- De Quesada, Alejandro M.; Larry Shenk (2007). Spring Training in Clearwater: Fencebusters and Fastballs from the Philadelphia Philles and the Clearwater Threshers. The History Press. p. 24. ISBN 1-59629-214-8.
- Dailey, Lester R. (2008-02-20). "Bombers put Clearwater on the map: The home-grown softball team won 10 national championships". Clearwater Citizen. Retrieved 2009-03-19.
- McLin, E. H. (1952-04-29). "Pelicans face Ocala in League Opener Sunday". St. Petersburg Times. p. 24. Retrieved 2009-03-22.
- Lewis, Allen (March 1986). "Philadelphia '47 '86 Clearwater". 1986 Phillies: Spring Training 40th Year in Clearwater. Clearwater, Florida: Philadelphia Phillies. pp. 4–5.
- "Phillies Beat Red Sox; Goliat Clouts Homer". Reading Eagle. 1951-03-25. p. Section 4, page 27.
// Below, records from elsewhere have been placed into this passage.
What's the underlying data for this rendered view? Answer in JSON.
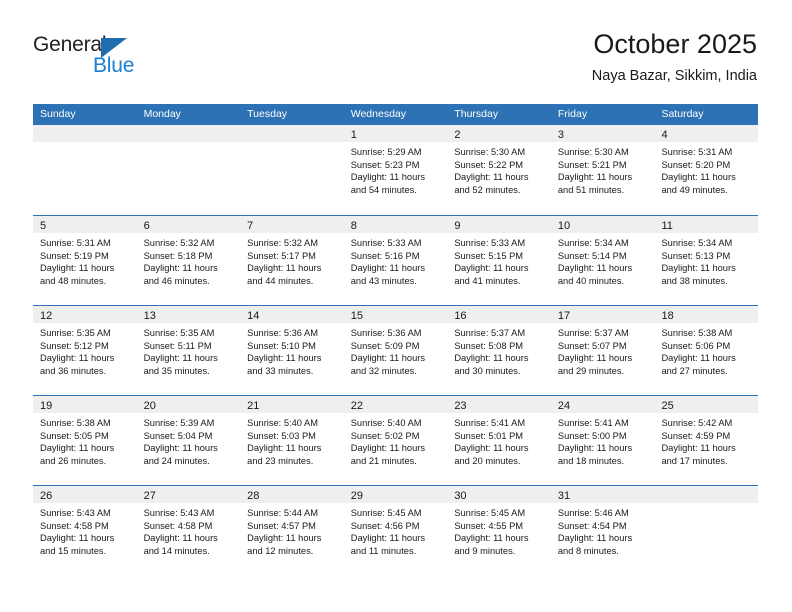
{
  "brand": {
    "name_part1": "General",
    "name_part2": "Blue",
    "triangle_color": "#1f6cb0",
    "blue_text_color": "#1b7fd4"
  },
  "header": {
    "title": "October 2025",
    "subtitle": "Naya Bazar, Sikkim, India"
  },
  "theme": {
    "header_blue": "#2c72b4",
    "daynum_band": "#efefef",
    "text": "#1a1a1a"
  },
  "weekdays": [
    "Sunday",
    "Monday",
    "Tuesday",
    "Wednesday",
    "Thursday",
    "Friday",
    "Saturday"
  ],
  "weeks": [
    [
      {
        "day": "",
        "sunrise": "",
        "sunset": "",
        "daylight_l1": "",
        "daylight_l2": ""
      },
      {
        "day": "",
        "sunrise": "",
        "sunset": "",
        "daylight_l1": "",
        "daylight_l2": ""
      },
      {
        "day": "",
        "sunrise": "",
        "sunset": "",
        "daylight_l1": "",
        "daylight_l2": ""
      },
      {
        "day": "1",
        "sunrise": "Sunrise: 5:29 AM",
        "sunset": "Sunset: 5:23 PM",
        "daylight_l1": "Daylight: 11 hours",
        "daylight_l2": "and 54 minutes."
      },
      {
        "day": "2",
        "sunrise": "Sunrise: 5:30 AM",
        "sunset": "Sunset: 5:22 PM",
        "daylight_l1": "Daylight: 11 hours",
        "daylight_l2": "and 52 minutes."
      },
      {
        "day": "3",
        "sunrise": "Sunrise: 5:30 AM",
        "sunset": "Sunset: 5:21 PM",
        "daylight_l1": "Daylight: 11 hours",
        "daylight_l2": "and 51 minutes."
      },
      {
        "day": "4",
        "sunrise": "Sunrise: 5:31 AM",
        "sunset": "Sunset: 5:20 PM",
        "daylight_l1": "Daylight: 11 hours",
        "daylight_l2": "and 49 minutes."
      }
    ],
    [
      {
        "day": "5",
        "sunrise": "Sunrise: 5:31 AM",
        "sunset": "Sunset: 5:19 PM",
        "daylight_l1": "Daylight: 11 hours",
        "daylight_l2": "and 48 minutes."
      },
      {
        "day": "6",
        "sunrise": "Sunrise: 5:32 AM",
        "sunset": "Sunset: 5:18 PM",
        "daylight_l1": "Daylight: 11 hours",
        "daylight_l2": "and 46 minutes."
      },
      {
        "day": "7",
        "sunrise": "Sunrise: 5:32 AM",
        "sunset": "Sunset: 5:17 PM",
        "daylight_l1": "Daylight: 11 hours",
        "daylight_l2": "and 44 minutes."
      },
      {
        "day": "8",
        "sunrise": "Sunrise: 5:33 AM",
        "sunset": "Sunset: 5:16 PM",
        "daylight_l1": "Daylight: 11 hours",
        "daylight_l2": "and 43 minutes."
      },
      {
        "day": "9",
        "sunrise": "Sunrise: 5:33 AM",
        "sunset": "Sunset: 5:15 PM",
        "daylight_l1": "Daylight: 11 hours",
        "daylight_l2": "and 41 minutes."
      },
      {
        "day": "10",
        "sunrise": "Sunrise: 5:34 AM",
        "sunset": "Sunset: 5:14 PM",
        "daylight_l1": "Daylight: 11 hours",
        "daylight_l2": "and 40 minutes."
      },
      {
        "day": "11",
        "sunrise": "Sunrise: 5:34 AM",
        "sunset": "Sunset: 5:13 PM",
        "daylight_l1": "Daylight: 11 hours",
        "daylight_l2": "and 38 minutes."
      }
    ],
    [
      {
        "day": "12",
        "sunrise": "Sunrise: 5:35 AM",
        "sunset": "Sunset: 5:12 PM",
        "daylight_l1": "Daylight: 11 hours",
        "daylight_l2": "and 36 minutes."
      },
      {
        "day": "13",
        "sunrise": "Sunrise: 5:35 AM",
        "sunset": "Sunset: 5:11 PM",
        "daylight_l1": "Daylight: 11 hours",
        "daylight_l2": "and 35 minutes."
      },
      {
        "day": "14",
        "sunrise": "Sunrise: 5:36 AM",
        "sunset": "Sunset: 5:10 PM",
        "daylight_l1": "Daylight: 11 hours",
        "daylight_l2": "and 33 minutes."
      },
      {
        "day": "15",
        "sunrise": "Sunrise: 5:36 AM",
        "sunset": "Sunset: 5:09 PM",
        "daylight_l1": "Daylight: 11 hours",
        "daylight_l2": "and 32 minutes."
      },
      {
        "day": "16",
        "sunrise": "Sunrise: 5:37 AM",
        "sunset": "Sunset: 5:08 PM",
        "daylight_l1": "Daylight: 11 hours",
        "daylight_l2": "and 30 minutes."
      },
      {
        "day": "17",
        "sunrise": "Sunrise: 5:37 AM",
        "sunset": "Sunset: 5:07 PM",
        "daylight_l1": "Daylight: 11 hours",
        "daylight_l2": "and 29 minutes."
      },
      {
        "day": "18",
        "sunrise": "Sunrise: 5:38 AM",
        "sunset": "Sunset: 5:06 PM",
        "daylight_l1": "Daylight: 11 hours",
        "daylight_l2": "and 27 minutes."
      }
    ],
    [
      {
        "day": "19",
        "sunrise": "Sunrise: 5:38 AM",
        "sunset": "Sunset: 5:05 PM",
        "daylight_l1": "Daylight: 11 hours",
        "daylight_l2": "and 26 minutes."
      },
      {
        "day": "20",
        "sunrise": "Sunrise: 5:39 AM",
        "sunset": "Sunset: 5:04 PM",
        "daylight_l1": "Daylight: 11 hours",
        "daylight_l2": "and 24 minutes."
      },
      {
        "day": "21",
        "sunrise": "Sunrise: 5:40 AM",
        "sunset": "Sunset: 5:03 PM",
        "daylight_l1": "Daylight: 11 hours",
        "daylight_l2": "and 23 minutes."
      },
      {
        "day": "22",
        "sunrise": "Sunrise: 5:40 AM",
        "sunset": "Sunset: 5:02 PM",
        "daylight_l1": "Daylight: 11 hours",
        "daylight_l2": "and 21 minutes."
      },
      {
        "day": "23",
        "sunrise": "Sunrise: 5:41 AM",
        "sunset": "Sunset: 5:01 PM",
        "daylight_l1": "Daylight: 11 hours",
        "daylight_l2": "and 20 minutes."
      },
      {
        "day": "24",
        "sunrise": "Sunrise: 5:41 AM",
        "sunset": "Sunset: 5:00 PM",
        "daylight_l1": "Daylight: 11 hours",
        "daylight_l2": "and 18 minutes."
      },
      {
        "day": "25",
        "sunrise": "Sunrise: 5:42 AM",
        "sunset": "Sunset: 4:59 PM",
        "daylight_l1": "Daylight: 11 hours",
        "daylight_l2": "and 17 minutes."
      }
    ],
    [
      {
        "day": "26",
        "sunrise": "Sunrise: 5:43 AM",
        "sunset": "Sunset: 4:58 PM",
        "daylight_l1": "Daylight: 11 hours",
        "daylight_l2": "and 15 minutes."
      },
      {
        "day": "27",
        "sunrise": "Sunrise: 5:43 AM",
        "sunset": "Sunset: 4:58 PM",
        "daylight_l1": "Daylight: 11 hours",
        "daylight_l2": "and 14 minutes."
      },
      {
        "day": "28",
        "sunrise": "Sunrise: 5:44 AM",
        "sunset": "Sunset: 4:57 PM",
        "daylight_l1": "Daylight: 11 hours",
        "daylight_l2": "and 12 minutes."
      },
      {
        "day": "29",
        "sunrise": "Sunrise: 5:45 AM",
        "sunset": "Sunset: 4:56 PM",
        "daylight_l1": "Daylight: 11 hours",
        "daylight_l2": "and 11 minutes."
      },
      {
        "day": "30",
        "sunrise": "Sunrise: 5:45 AM",
        "sunset": "Sunset: 4:55 PM",
        "daylight_l1": "Daylight: 11 hours",
        "daylight_l2": "and 9 minutes."
      },
      {
        "day": "31",
        "sunrise": "Sunrise: 5:46 AM",
        "sunset": "Sunset: 4:54 PM",
        "daylight_l1": "Daylight: 11 hours",
        "daylight_l2": "and 8 minutes."
      },
      {
        "day": "",
        "sunrise": "",
        "sunset": "",
        "daylight_l1": "",
        "daylight_l2": ""
      }
    ]
  ]
}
- "Boston Pitchers Wild, Ineffective". Sarasota Herald-Tribune. 1955-03-17. p. 13.
- "Winter League Orioles Open Workouts Today". St. Petersburg Times. 1959-10-08. p. 5-C. Retrieved 2009-05-01.
- Al Hackett (1956-04-12). "Wind-Whipped Blaze Levels Stands, Home". St. Petersburg Times. Retrieved 2011-03-14.
- Henry, Kaylois (1989-09-17). "Clearwater gets go-ahead on parking spaces, stadium". St. Petersburg Times. Retrieved 2009-03-19.
- Kennedy Wynne, Sharon (2003-04-13). "Metro Week in Review: Coming up this week". St. Petersburg Times. Retrieved 2009-03-19.
- Goff, Steven (February 5, 2018). "With Yamil Asad deal almost done, D.C. United sorts through midfield options". Washington Post. Retrieved 2008-03-25.
- "Mayor & City Council: Frequently Asked Questions". My Clearwater.com: The Official Website of the City of Clearwater, Florida. Archived from the original on 2009-03-02. Retrieved 2009-03-19.
- Arnold, Lois V. (1993-08-17). "A stadium conjures up memories". St. Petersburg Times. p. 2. Retrieved 2009-03-20.
- Kouzmanoff, Tommy (1980-03-16). "Jack Russell Stadium Has Continued To Be Of Benefit To Clearwater". St. Petersburg Times. p. 4. Retrieved 2009-09-18.[dead link]
- "Senior Leaguers to Resume Play at County Seat". The Evening Independent. 1939-08-14. p. 11. Archived from the original on 2012-07-23. Retrieved 2009-09-21.